So, their follow-up visits certainly included a second IOP measurement as well as those other remaining pieces to the glaucoma puzzle—threshold visual fields, gonioscopy, stereo photography, optical coherence tomography of the retinal nerve fiber and ganglion cell layers, and ultrasound biomicroscopy.
In both patients, results of follow-up testing were consistent with open-angle glaucoma, with good correlation between structure and function.
But the take-home lesson is in each patient’s second IOP readings. Alice’s IOPs measured 25mm Hg OD and 26mm Hg OS, while Barry had IOPs of 33mm Hg OD and 37mm Hg OS. Obviously, Alice had a larger variation from the initial readings, whereas Barry’s IOPs were about identical to his original pressures.
This, in turn, plays a big role in what we would consider our starting point of unmedicated IOP. Barry’s case is straightforward: unmedicated IOPs were in the low 30s OD and mid-30s OS. Alice, on the other hand, had pre-medicated IOPs of upper 20s to low 30s OU—a broader range correlating with the variances in IOP.
At the end of each of their second visits, I prescribed Zioptan (tafluprost 0.0015%, Akorn) HS OU. I’ve seen each patient twice since that visit; Alice has average medicated IOPs of 24mm Hg OD and OS. Barry has average medicated IOPs of 23mm Hg OD and OS.
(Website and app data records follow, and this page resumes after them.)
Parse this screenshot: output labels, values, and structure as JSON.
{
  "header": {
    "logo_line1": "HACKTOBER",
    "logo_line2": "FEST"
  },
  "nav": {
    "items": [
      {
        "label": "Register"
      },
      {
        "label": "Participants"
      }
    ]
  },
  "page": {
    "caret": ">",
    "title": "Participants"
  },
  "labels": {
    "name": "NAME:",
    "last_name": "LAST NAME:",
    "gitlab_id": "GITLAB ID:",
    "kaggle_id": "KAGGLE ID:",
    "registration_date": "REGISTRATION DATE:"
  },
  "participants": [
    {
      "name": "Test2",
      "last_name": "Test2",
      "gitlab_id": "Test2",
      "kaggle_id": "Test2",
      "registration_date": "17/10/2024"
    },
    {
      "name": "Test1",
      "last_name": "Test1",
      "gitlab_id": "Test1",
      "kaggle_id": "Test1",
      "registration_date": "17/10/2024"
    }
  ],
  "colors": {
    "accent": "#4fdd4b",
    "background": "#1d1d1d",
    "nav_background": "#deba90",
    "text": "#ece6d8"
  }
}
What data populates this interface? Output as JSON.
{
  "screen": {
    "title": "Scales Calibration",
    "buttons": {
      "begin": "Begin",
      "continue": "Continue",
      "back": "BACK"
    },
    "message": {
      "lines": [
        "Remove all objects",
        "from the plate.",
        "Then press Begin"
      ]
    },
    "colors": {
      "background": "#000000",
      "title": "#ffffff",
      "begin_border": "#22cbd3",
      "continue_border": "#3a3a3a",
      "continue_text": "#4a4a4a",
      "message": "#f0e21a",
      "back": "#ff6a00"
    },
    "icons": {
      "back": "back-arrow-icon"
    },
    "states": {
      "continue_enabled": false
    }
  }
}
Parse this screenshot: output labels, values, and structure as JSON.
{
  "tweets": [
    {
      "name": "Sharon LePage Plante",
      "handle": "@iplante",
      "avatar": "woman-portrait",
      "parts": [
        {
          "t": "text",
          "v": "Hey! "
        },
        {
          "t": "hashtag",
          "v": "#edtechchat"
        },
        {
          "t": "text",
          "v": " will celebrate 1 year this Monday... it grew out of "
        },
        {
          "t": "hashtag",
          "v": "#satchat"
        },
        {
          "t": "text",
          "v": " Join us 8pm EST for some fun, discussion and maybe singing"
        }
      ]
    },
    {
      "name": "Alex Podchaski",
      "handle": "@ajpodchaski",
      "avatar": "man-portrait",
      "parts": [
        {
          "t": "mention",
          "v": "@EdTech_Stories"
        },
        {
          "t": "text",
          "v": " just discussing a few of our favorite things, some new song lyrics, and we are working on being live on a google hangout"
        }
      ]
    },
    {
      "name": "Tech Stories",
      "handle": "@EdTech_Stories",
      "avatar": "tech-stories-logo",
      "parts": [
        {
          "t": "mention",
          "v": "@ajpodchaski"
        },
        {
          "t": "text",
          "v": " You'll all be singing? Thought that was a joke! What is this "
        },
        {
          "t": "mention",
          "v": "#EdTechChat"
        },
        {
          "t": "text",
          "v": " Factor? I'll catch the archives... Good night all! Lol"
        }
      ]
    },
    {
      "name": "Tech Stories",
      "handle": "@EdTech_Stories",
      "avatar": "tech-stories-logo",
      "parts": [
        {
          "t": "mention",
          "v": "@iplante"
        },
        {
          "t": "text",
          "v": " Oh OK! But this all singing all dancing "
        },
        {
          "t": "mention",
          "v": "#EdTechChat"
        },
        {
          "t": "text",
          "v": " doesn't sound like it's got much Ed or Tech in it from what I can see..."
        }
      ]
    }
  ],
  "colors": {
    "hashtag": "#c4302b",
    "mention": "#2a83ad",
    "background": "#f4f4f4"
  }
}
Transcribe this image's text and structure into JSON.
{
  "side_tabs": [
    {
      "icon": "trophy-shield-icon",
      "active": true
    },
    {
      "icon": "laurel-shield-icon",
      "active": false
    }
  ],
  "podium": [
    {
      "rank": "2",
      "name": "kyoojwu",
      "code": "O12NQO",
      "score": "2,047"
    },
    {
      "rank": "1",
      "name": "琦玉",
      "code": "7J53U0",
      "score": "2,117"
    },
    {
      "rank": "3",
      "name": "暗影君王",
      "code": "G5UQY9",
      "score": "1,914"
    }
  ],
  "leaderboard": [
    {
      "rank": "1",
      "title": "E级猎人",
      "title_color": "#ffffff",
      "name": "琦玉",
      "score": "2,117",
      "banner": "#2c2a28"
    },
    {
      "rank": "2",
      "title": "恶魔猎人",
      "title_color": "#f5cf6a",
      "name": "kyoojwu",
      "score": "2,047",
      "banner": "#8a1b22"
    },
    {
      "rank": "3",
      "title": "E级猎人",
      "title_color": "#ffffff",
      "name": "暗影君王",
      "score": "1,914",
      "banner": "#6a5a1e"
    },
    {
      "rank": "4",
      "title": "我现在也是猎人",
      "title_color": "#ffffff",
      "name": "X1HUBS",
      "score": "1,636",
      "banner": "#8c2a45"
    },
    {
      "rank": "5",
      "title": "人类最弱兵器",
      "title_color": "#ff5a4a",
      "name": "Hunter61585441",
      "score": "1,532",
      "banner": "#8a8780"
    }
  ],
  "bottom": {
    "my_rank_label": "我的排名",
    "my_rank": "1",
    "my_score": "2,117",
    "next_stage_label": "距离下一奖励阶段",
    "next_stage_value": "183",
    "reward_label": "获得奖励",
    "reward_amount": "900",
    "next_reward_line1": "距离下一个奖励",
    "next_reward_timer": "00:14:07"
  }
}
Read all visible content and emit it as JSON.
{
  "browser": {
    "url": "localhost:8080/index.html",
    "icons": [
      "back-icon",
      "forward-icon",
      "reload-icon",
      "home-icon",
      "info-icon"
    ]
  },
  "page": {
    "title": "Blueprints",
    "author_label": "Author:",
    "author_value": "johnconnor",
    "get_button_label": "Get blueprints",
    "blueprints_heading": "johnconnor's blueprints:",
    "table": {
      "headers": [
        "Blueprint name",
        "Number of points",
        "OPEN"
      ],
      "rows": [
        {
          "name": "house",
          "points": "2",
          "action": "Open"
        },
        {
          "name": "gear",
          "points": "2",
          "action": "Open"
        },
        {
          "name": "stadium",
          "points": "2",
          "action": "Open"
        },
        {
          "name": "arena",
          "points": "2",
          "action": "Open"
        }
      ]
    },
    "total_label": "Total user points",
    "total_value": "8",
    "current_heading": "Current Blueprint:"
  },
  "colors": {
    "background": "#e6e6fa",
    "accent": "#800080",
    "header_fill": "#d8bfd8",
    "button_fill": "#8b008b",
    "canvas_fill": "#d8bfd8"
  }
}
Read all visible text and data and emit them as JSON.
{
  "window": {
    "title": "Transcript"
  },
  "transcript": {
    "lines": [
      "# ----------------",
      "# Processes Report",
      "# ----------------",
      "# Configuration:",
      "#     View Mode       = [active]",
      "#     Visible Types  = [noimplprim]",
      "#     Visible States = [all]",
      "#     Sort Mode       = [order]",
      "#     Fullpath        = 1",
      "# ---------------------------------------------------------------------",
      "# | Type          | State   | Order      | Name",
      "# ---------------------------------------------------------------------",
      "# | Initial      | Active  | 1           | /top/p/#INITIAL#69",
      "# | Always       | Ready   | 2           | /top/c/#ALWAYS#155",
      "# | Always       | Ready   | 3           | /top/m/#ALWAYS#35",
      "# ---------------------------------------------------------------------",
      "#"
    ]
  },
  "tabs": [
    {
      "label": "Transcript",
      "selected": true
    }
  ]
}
Both patients are experiencing a reduction in IOP on medication, but are they (relatively) equally controlled? I think Barry, at this point, is more stabilized than Alice, simply because he has had a 40% reduction in IOP from a relatively stable baseline. Alice, on the other hand, may be stabilized, but I can make the argument that she might not be fully stabilized. Because Alice had a greater variation from baseline to medicated, it hints that she might still fluctuate. Only time will tell.
So, these two patients, with similar initial findings and similar responses to medical therapy, differ in my assessment and certainty of stability at this early stage of therapy—all because of the second IOP measurement for each patient. Had I not obtained that second pretreatment IOP for each patient, the therapeutic effect and assessment of stability may well have been considered equal.Therefore, in the large majority of recently diagnosed glaucoma patients, obtain several pre-treatment IOP measurements to better assess a baseline. Remember, that baseline is the essential metric upon which all future therapy is judged, so get as accurate a measurement as possible.